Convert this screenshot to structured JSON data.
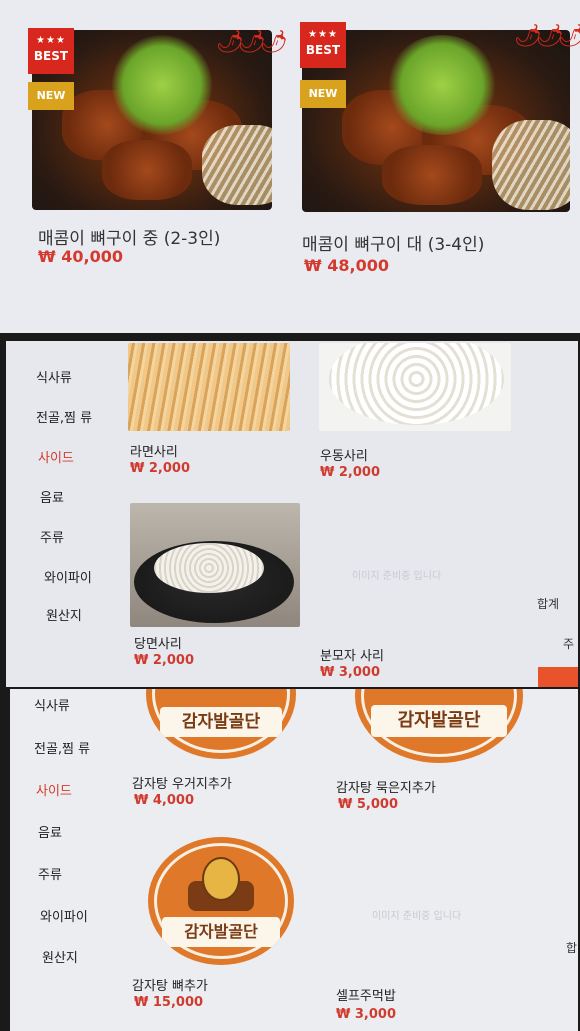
{
  "panel1": {
    "items": [
      {
        "name": "매콤이 뼈구이 중 (2-3인)",
        "price": "₩ 40,000",
        "badge_best_stars": "★★★",
        "badge_best": "BEST",
        "badge_new": "NEW",
        "spicy": "🌶🌶🌶"
      },
      {
        "name": "매콤이  뼈구이 대 (3-4인)",
        "price": "₩ 48,000",
        "badge_best_stars": "★★★",
        "badge_best": "BEST",
        "badge_new": "NEW",
        "spicy": "🌶🌶🌶"
      }
    ]
  },
  "sidebar": {
    "items": [
      {
        "label": "식사류"
      },
      {
        "label": "전골,찜 류"
      },
      {
        "label": "사이드"
      },
      {
        "label": "음료"
      },
      {
        "label": "주류"
      },
      {
        "label": "와이파이"
      },
      {
        "label": "원산지"
      }
    ],
    "active_index": 2
  },
  "panel2": {
    "products": [
      {
        "name": "라면사리",
        "price": "₩ 2,000"
      },
      {
        "name": "우동사리",
        "price": "₩ 2,000"
      },
      {
        "name": "당면사리",
        "price": "₩ 2,000"
      },
      {
        "name": "분모자 사리",
        "price": "₩ 3,000"
      }
    ],
    "placeholder": "이미지 준비중 입니다",
    "edge_labels": [
      "합계",
      "주"
    ]
  },
  "panel3": {
    "products": [
      {
        "name": "감자탕 우거지추가",
        "price": "₩ 4,000"
      },
      {
        "name": "감자탕 묵은지추가",
        "price": "₩ 5,000"
      },
      {
        "name": "감자탕 뼈추가",
        "price": "₩ 15,000"
      },
      {
        "name": "셀프주먹밥",
        "price": "₩ 3,000"
      }
    ],
    "logo_text": "감자발골단",
    "placeholder": "이미지 준비중 입니다",
    "edge_label": "합"
  },
  "colors": {
    "accent_red": "#d63a2b",
    "badge_best": "#d8281e",
    "badge_new": "#d9a21c",
    "logo_orange": "#e0782a"
  }
}
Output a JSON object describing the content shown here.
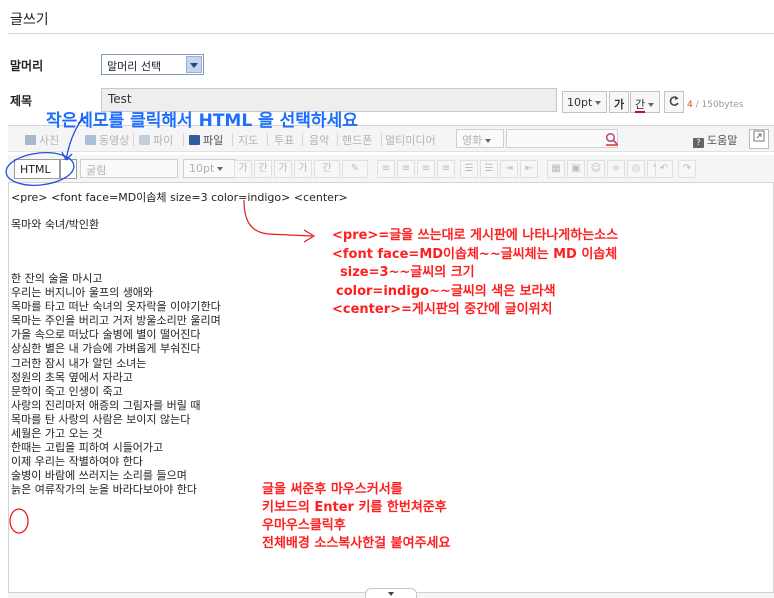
{
  "page": {
    "title": "글쓰기"
  },
  "header": {
    "label": "말머리",
    "select_value": "말머리 선택"
  },
  "subject": {
    "label": "제목",
    "value": "Test",
    "font_size": "10pt",
    "bold": "가",
    "color": "간",
    "counter_current": "4",
    "counter_max": "/ 150bytes"
  },
  "toolbar1": {
    "items": [
      "사진",
      "동영상",
      "파이",
      "파일",
      "지도",
      "투표",
      "음악",
      "핸드폰",
      "멀티미디어"
    ],
    "search_select": "영화",
    "help": "도움말"
  },
  "toolbar2": {
    "mode": "HTML",
    "font": "굴림",
    "size": "10pt",
    "format_glyphs": [
      "가",
      "간",
      "가",
      "가",
      "간"
    ]
  },
  "editor": {
    "code_line": "<pre> <font face=MD이솝체 size=3 color=indigo> <center>",
    "poem_title": "목마와 숙녀/박인환",
    "poem_lines": [
      "한 잔의 술을 마시고",
      "우리는 버지니아 울프의 생애와",
      "목마를 타고 떠난 숙녀의 옷자락을 이야기한다",
      "목마는 주인을 버리고 거저 방울소리만 울리며",
      "가을 속으로 떠났다 술병에 별이 떨어진다",
      "상심한 별은 내 가슴에 가벼웁게 부숴진다",
      "그러한 잠시 내가 알던 소녀는",
      "정원의 초목 옆에서 자라고",
      "문학이 죽고 인생이 죽고",
      "사랑의 진리마저 애증의 그림자를 버릴 때",
      "목마를 탄 사랑의 사람은 보이지 않는다",
      "세월은 가고 오는 것",
      "한때는 고립을 피하여 시들어가고",
      "이제 우리는 작별하여야 한다",
      "술병이 바람에 쓰러지는 소리를 들으며",
      "늙은 여류작가의 눈을 바라다보아야 한다"
    ]
  },
  "annotations": {
    "top_blue": "작은세모를 클릭해서 HTML 을 선택하세요",
    "middle_red": [
      "<pre>=글을 쓰는대로 게시판에 나타나게하는소스",
      "<font face=MD이솝체~~글씨체는 MD 이솝체",
      "size=3~~글씨의 크기",
      "color=indigo~~글씨의 색은 보라색",
      "<center>=게시판의 중간에 글이위치"
    ],
    "bottom_red": [
      "글을 써준후 마우스커서를",
      "키보드의 Enter 키를 한번쳐준후",
      "우마우스클릭후",
      "전체배경 소스복사한걸 붙여주세요"
    ]
  },
  "colors": {
    "annotation_blue": "#1e6fff",
    "annotation_red": "#ff1f1f",
    "counter_red": "#e84b19",
    "toolbar_bg": "#f5f5f5"
  }
}
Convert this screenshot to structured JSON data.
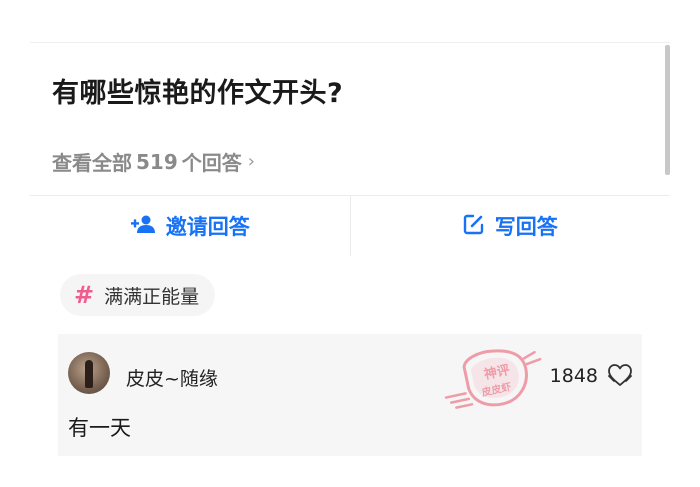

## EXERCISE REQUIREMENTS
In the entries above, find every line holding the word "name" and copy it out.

## OUTPUT OF THE EXERCISE
        "name": "매콤이 뼈구이 중 (2-3인)",
        "name": "매콤이  뼈구이 대 (3-4인)",
        "name": "라면사리",
        "name": "우동사리",
        "name": "당면사리",
        "name": "분모자 사리",
        "name": "감자탕 우거지추가",
        "name": "감자탕 묵은지추가",
        "name": "감자탕 뼈추가",
        "name": "셀프주먹밥",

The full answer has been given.